He gave me a short tour -- which, given the size of the place, basically involved pointing around the room -- and told me his only regret about the peach brandy is that they didn't keep any of the unaged eau de vie. "It flashed me back to biting into a peach and how the juice runs down your arm," he said. "When it first came out of the still and I tasted it, I was like, 'Can we just leave it this way?'"
They didn't. They put it in toasted-oak barrels and aged it for two years, and it finally was to go on sale to the public at the Gristmill Shop Tuesday. Only 400 bottles are available, and they're not cheap: $150 for 375 milliliters. If you're a history and spirits buff with money to burn, you should probably call ahead to check availability: The first rye whiskey made at the distillery sold out in two hours. (Bashore says that they're already planning to make more peach brandy, and that next time around, an eau de vie will be part of the plan.)
To those of you who read "peach brandy" and thought yuck, I understand. You've been hurt before. Most peach spirits on the market are cloyingly sweet, and peachified via industrial flavoring agents.
I hadn't consumed peach spirits since college, so for a reminder, I picked up a bottle at my local liquor store. Some readers may be of an age to remember Strawberry Shortcake, a 1980s-era line of dessert-scented dolls? Hiram Walker's peach-flavored brandy tastes much like the doll called Peach Blush smelled -- and kept tasting that way for regrettably long minutes afterward. I won't insult my gender by calling it a "chick drink." It's a plastic doll's drink.

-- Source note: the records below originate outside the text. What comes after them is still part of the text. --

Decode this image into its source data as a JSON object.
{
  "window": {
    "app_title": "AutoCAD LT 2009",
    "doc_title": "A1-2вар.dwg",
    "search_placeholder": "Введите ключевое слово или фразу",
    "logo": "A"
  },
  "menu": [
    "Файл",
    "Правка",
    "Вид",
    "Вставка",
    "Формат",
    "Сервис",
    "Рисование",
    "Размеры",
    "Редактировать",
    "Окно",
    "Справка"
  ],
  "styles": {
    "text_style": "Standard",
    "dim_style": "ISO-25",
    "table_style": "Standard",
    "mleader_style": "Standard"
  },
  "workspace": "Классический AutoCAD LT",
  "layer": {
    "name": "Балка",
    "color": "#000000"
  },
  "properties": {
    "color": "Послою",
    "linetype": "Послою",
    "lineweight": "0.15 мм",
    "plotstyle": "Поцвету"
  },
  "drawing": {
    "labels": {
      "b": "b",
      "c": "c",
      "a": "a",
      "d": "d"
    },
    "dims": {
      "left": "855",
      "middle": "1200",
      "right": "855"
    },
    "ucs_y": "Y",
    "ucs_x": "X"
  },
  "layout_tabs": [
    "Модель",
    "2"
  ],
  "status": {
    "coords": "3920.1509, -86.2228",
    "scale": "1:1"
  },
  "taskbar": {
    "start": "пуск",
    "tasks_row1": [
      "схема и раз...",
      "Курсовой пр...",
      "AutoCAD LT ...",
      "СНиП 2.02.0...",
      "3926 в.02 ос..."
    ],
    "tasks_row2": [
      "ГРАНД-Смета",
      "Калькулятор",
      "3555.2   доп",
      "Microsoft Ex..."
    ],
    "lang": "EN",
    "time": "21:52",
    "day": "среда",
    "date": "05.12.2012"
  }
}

That's the kind of flavor associated with peach spirits. Among bartenders, there's a general rule, bartender and spirits historian Derek Brown told me, that anyone who orders peach schnapps, regardless of their apparent age, gets carded.
"George Washington never made or drank a Sex on the Beach as far as I know," he wrote in an email.
There is an old story -- probably apocryphal, but heck, I'll keep the rumor going -- that after Washington had some Fish House Punch at a famous fishing club in Pennsylvania, he was unable to write in his diary for several days afterward. Who knows if it's true; Washington preached moderation. But it was that Fish House Punch (rum, cognac, peach brandy, compounded lemon sugar and water) that Brown made to accompany his recent talk at an event in New York, hosted by Mount Vernon and the Distilled Spirits Industry Council, to launch the brandy.
Those who score a bottle will probably want to use it more stingily. It couldn't be further from the peach spirits that have sullied the name of peaches for decades. There's a soft whiff of peach on the nose, like a breeze through a nearby orchard, and only the faintest sweetness, resolving on the tongue to a warm, almost almond note. It, too, lingered a long time, but that time, it made me happy, sitting in the wan Virginia spring sunshine, tasting the fruits of patriotism, the sweat of our founding.
I'll stop before I embarrass myself. This stuff -- and its story -- drinks way too easy.